Jewish World Review July 22, 1999 /9 Av, 5759
Gramm was correct in that freedom is indeed at issue. Under the Democratic bill, a woman in an HMO could choose a gynecologist as her primary care doctor. But Republicans voted against this. In fact, Gramm and his GOP colleagues opposed a string of Democratic provisions that would provide consumers more options, such as the choice of staying in the hospital after a mastectomy, the choice of retaining a doctor for a few months if forced to switch health plans and the choice of going to the closest E.R. Republicans, however, argued that his package represented intrusive government and would cost too much. To cover their cheeks, though, the Republicans did vote for their own mastectomy hospital-stay provision.
The tussle over the patient bill of rights -- an initiative that, after all, is a rather modest stab at health care reform, considering that it would do nothing for the 43 million Americans who have no access to health insurance -- revealed the emptiness of right-wing rhetoric about "freedom." In this instance, more government rules would stop corporations from curtailing the freedom of consumers. Should health plans be free to overrule doctors on questions of treatment? Free to order doctors not to discuss certain treatments with their patients?

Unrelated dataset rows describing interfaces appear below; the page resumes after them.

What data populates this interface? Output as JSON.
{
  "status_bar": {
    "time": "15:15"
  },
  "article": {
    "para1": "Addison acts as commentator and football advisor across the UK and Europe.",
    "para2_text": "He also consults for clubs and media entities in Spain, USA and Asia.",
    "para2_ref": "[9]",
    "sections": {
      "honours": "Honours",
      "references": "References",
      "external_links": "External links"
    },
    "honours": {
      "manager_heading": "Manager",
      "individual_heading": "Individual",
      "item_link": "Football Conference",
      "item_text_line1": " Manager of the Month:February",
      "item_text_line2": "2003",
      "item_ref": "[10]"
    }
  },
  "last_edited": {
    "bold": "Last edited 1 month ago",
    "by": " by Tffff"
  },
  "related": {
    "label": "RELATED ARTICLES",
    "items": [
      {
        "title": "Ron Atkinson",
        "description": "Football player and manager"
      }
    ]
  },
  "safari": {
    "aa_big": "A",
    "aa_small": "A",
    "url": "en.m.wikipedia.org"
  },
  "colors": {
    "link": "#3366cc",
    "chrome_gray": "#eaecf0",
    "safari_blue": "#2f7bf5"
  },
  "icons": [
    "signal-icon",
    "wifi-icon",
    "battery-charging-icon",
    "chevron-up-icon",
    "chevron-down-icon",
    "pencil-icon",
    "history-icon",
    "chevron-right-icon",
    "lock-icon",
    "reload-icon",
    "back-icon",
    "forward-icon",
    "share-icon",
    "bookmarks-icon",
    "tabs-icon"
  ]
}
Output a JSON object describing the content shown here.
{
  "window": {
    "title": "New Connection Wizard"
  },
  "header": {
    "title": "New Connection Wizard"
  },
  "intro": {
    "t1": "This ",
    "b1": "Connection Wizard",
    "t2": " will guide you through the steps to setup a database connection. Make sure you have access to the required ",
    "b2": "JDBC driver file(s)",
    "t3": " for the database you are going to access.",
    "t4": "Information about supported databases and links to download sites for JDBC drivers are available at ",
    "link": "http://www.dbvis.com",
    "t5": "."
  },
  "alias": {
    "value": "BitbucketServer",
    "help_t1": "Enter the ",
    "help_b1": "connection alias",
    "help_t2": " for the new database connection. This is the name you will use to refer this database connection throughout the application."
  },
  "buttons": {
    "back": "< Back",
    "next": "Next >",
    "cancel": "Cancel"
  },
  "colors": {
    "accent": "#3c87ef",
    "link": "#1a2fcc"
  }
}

Should insurance companies be free to submit complaints to a review panel hand-picked by the company, rather than one of independent experts? What value comes from the protection of such freedoms?
Behind a wall of rhetoric, Republicans rushed to the defense of insurance companies and HMOs, entities not generally popular with the public. The Republicans must be assuming that the mild measures they did pass will let them claim they indeed care about patients—and survive the inevitable Democratic propaganda. It’s a cynical ploy.
Bile and Guts
On the subject of guts and stupidity, we turn to Sen. Bob Smith of New Hampshire. As his Republican Party was helping the health insurance industry, Smith was whipping his party for its lack of ideological forthrightness. In an overly ballyhooed speech on the Senate floor, this presidential candidate—a presidential candidate who never scored above the margin of error in a poll—left the Republican Party, wailing that it was under the control of wimps. “Maybe [the GOP] is a party in the sense of wearing hats and blowing whistles,” he griped. “This is not a political party that means anything.” His chief complaint was not that the Republicans behaved hypocritically on the health care bill, but that the party does not take seriously its own stands on two other issues: abortion and gun control.
Ponder Smith’s stand for a moment. All the leading presidential candidates of the GOP oppose abortion rights in some form or another and in Congress the Republicans have passed legislation to outlaw late-term abortions—a move that only President Clinton’s veto thwarted. Regarding guns, the House Republicans last month succeeded in smothering a Democratic gun control initiative. Yet this is not enough for Smith.
He’s peeved that the party does not excommunicate from its ranks politicians who are pro-choice and that it does not strive to roll back the modest gun control regulation now on the books. He wants the Republicans to be a party run and peopled by gun-toting mullahs.
Smith tried to sell his departure as an act of principle. It must be, for he will not profit career-wise from it. He did receive his moment in the media sun, and is free to run for president as the candidate of the wacky-right U.S. Taxpayers Party. But how many voters are waiting to rally around his platform of guns for all, abortions for none, U.S. out of the UN and abolition of the Dept. of Education? Grant Smith one cheer for provoking media chatter about third parties—we need more of them—and independent presidential campaigns—we could use more of these, as long as they’re Perot-free. But Smith is not going to pose any more of a political threat on his own than he did as a flopping GOP candidate.
Smith’s resignation afforded conservatives an opportunity to complain about George W. and the Republican establishment’s pay-now-examine-later embrace of its most prominent brand name. (“After four months of a Bush Republican Party, the only measurable result we’ve got is that Republicans have one fewer senator in Congress, which is not a good start,” the never-elected-to-anything conservative activist and presidential candidate Gary Bauer cleverly cracked.) Yet Smith jumped when nobody was pushing. His departure from the Bush-happy outfit says more about the grouser than the party he left behind.
In case you’re tempted to think that Smith is at least a principled right-wing extremist—and some critics of the Democratic/Republican duopoly tried to tag Smith as a conscientious objector to politics as usual—consider that last week Smith was awarded a “golden leash” award by the campaign finance reform advocates of Public Campaign. The nonprofit group reported that between 1993 and 1998, Smith, who chaired the Senate subcommittee in charge of toxic waste cleanup, collected $323,944 in campaign contributions from industries—such as oil, gas, chemical, mining and insurance—that want to see cleanup laws weakened.
Coincidentally or not—you make the call—Smith has pushed for legislation
that would lower the amount that polluters have to pay for toxic site
cleanups. He is not a crusader for straightforward politics and honest
government; he is a crank—too cranky for even the GOP—who’s looking to
make common cause with other
07/16/99: In the Money